What is Alabama Rot?

What is Alabama Rot?

Alabama Rot is a potentially fatal disease which damages dogs’ blood vessels. This can cause skin sores and sometimes goes on to cause kidney failure (when the kidneys stop working and can’t clean the blood properly).

The disease only affects dogs. It seems to be more common in spring and winter and is often reported in dogs that have been walked in a muddy or woodland area.

Since the disease was first detected in 2012 in the UK the number of cases of Alabama dog rot in dogs has risen.

The signs and symptoms to watch out for in your dog

Cases of Alabama Rot have been reported throughout the UK. It’s a very serious illness so it’s worthwhile for all dog owners to be able to spot the symptoms.

Our vets have lots of advice on how to spot the early signs of the illness and the steps you can take to protect your dog if the disease has been reported in your area.

If you think your dog is showing signs of Alabama Rot, speak to your vet immediately.

Alabama Rot causes tiny clots to form in dogs’ blood vessels in their skin and kidneys. These clots can cause:

  • ulcers and sores on the dog’s paws, legs, face or mouth
  • kidney failure.

Symptoms of kidney failure include:

  • being sick
  • not wanting to eat
  • lethargy (sleepiness and having much less energy than usual).

If your dog seems under the weather and has any of these symptoms, speak to your vet right away.

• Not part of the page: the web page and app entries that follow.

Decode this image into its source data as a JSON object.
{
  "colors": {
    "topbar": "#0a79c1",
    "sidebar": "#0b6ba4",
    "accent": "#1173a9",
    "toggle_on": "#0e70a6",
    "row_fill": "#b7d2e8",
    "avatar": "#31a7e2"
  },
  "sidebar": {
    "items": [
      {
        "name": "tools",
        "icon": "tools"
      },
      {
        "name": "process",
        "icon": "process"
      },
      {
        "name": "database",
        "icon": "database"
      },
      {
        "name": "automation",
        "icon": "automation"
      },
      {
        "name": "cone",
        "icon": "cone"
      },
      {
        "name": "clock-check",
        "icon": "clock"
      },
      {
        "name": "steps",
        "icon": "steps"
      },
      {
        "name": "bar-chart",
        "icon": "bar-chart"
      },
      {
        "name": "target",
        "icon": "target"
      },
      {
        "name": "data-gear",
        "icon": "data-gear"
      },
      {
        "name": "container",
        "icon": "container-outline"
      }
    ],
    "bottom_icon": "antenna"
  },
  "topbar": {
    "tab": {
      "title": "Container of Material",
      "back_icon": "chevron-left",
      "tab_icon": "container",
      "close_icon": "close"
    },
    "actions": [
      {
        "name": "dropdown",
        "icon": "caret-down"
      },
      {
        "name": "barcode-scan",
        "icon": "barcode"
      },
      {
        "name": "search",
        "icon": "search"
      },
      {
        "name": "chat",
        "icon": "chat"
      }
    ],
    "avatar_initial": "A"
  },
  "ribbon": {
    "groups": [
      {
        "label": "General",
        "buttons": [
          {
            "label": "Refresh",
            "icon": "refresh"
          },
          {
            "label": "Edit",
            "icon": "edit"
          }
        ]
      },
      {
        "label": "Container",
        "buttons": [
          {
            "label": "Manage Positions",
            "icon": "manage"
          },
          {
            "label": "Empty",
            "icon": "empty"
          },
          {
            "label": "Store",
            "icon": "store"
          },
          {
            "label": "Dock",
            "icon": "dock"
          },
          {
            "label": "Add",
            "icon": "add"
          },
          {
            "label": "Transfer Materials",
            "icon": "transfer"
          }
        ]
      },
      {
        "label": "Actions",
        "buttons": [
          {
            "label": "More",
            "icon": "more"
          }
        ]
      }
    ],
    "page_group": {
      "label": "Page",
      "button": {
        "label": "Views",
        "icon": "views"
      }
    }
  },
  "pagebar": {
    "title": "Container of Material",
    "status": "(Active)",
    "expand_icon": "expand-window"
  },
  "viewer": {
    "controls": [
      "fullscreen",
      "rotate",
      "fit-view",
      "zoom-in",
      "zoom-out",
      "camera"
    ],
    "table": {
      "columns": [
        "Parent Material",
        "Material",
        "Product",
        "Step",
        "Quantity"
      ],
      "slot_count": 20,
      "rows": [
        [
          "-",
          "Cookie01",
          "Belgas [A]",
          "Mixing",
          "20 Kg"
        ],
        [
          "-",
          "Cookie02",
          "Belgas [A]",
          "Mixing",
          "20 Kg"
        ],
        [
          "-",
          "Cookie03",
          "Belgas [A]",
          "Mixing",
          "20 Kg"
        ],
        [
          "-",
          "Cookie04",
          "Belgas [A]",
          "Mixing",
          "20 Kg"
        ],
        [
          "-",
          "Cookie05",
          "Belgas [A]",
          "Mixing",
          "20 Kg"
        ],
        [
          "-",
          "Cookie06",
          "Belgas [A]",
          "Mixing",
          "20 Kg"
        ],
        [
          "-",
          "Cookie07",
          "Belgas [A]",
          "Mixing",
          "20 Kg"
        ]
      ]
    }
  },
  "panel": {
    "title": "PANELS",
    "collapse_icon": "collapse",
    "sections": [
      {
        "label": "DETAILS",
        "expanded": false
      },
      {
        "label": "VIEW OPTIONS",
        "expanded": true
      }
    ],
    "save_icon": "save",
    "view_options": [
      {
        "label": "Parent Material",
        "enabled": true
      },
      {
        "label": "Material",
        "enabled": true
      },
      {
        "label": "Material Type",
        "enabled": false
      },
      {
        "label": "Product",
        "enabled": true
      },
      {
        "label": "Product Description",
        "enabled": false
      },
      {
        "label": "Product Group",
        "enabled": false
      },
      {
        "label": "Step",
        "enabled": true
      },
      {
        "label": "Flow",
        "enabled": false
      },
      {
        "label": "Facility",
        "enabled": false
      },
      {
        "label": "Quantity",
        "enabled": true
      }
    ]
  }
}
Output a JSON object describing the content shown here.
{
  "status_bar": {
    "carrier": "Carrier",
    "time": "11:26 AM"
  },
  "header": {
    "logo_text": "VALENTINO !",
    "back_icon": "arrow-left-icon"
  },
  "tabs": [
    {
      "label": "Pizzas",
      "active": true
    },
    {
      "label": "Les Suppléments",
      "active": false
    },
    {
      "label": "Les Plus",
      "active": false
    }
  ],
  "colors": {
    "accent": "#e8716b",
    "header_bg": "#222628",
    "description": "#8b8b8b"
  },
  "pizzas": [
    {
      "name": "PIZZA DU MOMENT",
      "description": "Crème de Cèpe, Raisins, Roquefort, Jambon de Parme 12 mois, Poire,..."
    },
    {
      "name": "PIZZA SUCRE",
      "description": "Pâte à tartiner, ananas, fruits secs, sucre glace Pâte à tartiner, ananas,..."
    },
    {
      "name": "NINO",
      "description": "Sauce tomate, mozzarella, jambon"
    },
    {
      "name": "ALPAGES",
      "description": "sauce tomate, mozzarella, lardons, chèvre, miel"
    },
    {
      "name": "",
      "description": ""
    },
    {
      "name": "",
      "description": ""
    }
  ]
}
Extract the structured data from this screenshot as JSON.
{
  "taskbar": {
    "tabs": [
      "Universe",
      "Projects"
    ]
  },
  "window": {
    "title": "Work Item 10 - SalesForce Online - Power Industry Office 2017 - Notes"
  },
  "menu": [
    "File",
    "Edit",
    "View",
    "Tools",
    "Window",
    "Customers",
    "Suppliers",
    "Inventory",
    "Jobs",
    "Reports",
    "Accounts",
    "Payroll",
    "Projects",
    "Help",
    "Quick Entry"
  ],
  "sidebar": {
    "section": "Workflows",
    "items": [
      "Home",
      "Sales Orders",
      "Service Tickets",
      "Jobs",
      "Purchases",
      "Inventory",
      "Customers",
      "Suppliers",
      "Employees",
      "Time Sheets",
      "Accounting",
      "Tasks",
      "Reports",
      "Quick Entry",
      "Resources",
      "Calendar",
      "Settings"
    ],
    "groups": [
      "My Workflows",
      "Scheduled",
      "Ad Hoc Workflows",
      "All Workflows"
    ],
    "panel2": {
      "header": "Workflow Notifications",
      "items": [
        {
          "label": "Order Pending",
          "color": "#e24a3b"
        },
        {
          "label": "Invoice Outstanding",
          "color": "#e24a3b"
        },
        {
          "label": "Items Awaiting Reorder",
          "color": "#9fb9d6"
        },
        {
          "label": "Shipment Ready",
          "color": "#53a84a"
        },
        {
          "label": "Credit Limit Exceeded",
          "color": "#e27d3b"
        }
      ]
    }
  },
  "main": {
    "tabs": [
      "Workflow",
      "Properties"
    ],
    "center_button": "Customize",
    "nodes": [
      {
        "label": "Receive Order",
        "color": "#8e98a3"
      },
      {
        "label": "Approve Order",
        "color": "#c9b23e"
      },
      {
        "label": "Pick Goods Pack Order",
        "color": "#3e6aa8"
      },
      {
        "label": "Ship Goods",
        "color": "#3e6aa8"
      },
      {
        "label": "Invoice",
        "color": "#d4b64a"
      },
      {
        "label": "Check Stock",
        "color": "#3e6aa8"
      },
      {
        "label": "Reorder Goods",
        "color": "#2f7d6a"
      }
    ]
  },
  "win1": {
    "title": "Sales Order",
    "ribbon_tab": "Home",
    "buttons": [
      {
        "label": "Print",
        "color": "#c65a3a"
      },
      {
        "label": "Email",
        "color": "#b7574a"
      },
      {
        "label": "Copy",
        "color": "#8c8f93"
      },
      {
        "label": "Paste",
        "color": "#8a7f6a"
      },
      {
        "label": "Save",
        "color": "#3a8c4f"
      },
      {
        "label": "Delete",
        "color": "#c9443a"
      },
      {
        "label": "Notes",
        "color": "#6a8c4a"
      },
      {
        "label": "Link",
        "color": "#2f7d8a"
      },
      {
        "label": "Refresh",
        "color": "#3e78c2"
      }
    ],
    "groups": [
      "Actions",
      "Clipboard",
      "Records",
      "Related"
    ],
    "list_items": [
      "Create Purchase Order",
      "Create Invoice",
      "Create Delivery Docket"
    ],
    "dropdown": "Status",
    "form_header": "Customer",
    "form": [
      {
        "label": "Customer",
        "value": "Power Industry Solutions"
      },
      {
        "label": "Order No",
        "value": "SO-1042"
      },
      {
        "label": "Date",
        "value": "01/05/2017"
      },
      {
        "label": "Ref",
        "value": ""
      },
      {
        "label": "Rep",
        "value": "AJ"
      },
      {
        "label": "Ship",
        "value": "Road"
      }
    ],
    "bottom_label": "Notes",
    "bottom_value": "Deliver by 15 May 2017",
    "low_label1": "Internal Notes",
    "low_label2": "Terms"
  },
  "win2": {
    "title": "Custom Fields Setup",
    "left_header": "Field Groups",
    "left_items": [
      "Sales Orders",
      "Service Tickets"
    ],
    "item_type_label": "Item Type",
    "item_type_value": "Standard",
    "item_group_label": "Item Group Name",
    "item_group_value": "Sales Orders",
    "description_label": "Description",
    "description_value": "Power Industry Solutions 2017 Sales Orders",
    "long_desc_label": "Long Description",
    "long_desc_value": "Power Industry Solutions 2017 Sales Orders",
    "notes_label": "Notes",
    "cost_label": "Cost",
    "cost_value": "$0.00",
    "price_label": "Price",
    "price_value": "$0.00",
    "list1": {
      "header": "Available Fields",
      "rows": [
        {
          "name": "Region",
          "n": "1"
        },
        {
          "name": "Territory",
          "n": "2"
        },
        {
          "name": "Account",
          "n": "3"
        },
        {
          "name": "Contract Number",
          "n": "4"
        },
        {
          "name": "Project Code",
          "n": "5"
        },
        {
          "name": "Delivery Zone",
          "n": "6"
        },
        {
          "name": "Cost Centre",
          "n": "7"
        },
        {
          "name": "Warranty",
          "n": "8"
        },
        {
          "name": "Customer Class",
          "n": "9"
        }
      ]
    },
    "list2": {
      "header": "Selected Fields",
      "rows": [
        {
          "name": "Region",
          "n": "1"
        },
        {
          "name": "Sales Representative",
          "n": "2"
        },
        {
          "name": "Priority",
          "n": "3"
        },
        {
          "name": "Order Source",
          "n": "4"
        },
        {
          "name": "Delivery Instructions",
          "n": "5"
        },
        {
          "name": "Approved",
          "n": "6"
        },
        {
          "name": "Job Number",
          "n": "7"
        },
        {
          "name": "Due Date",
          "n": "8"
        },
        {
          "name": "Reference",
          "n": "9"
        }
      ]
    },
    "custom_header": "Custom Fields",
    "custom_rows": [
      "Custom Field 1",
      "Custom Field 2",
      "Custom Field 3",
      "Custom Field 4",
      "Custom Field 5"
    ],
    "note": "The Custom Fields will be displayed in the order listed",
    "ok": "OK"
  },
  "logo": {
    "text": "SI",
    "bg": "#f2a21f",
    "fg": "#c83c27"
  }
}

Not all dogs who have skin sores go on to have kidney problems but early treatment by a vet is really important. If you notice any sores on your dog, speak to your vet immediately to rule out Alabama Rot.

How can I stop my dog getting Alabama Rot?

There’s been lots of research into Alabama Rot but vets still aren’t sure what causes the disease or how to prevent it. However, there are some simple things you can do to that may protect your dog or help you spot the symptoms early:

  • If Alabama Rot has been reported near you, avoid walking your dog in muddy woodland areas.
  • Washing any mud off your dog after a walk might help, although this hasn’t been proven. It won’t harm your dog and might help keep your mind at ease if you’re worried about the disease.
  • Check your dog after every walk for signs of redness or sores, especially on their paws, legs and face.

If you notice any health problems with your dog or a change in their behaviour, speak to your vet.


Source: PSDA
Image: Helena Lopes-Unsplash